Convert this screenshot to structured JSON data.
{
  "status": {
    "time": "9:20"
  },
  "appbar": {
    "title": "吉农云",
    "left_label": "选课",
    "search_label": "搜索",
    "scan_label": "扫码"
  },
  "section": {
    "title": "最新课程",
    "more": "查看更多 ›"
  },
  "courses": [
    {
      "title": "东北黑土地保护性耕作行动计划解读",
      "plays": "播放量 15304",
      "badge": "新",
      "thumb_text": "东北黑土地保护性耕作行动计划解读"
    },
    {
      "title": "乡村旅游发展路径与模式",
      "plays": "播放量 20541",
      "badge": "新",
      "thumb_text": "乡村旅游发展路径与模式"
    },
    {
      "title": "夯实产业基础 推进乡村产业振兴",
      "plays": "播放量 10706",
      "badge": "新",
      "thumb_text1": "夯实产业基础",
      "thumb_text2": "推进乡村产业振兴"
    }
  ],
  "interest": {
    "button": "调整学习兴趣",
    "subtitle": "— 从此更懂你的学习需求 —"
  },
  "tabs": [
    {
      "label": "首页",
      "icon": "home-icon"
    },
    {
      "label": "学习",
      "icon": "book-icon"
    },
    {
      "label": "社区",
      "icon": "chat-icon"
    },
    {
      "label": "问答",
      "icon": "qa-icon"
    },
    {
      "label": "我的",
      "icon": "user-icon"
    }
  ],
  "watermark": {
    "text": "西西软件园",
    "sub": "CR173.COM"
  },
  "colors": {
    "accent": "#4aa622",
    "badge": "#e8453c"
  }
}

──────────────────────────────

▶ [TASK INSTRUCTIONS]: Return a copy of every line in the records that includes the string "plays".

▶ [FINISHED TASK]:
      "plays": "播放量 15304",
      "plays": "播放量 20541",
      "plays": "播放量 10706",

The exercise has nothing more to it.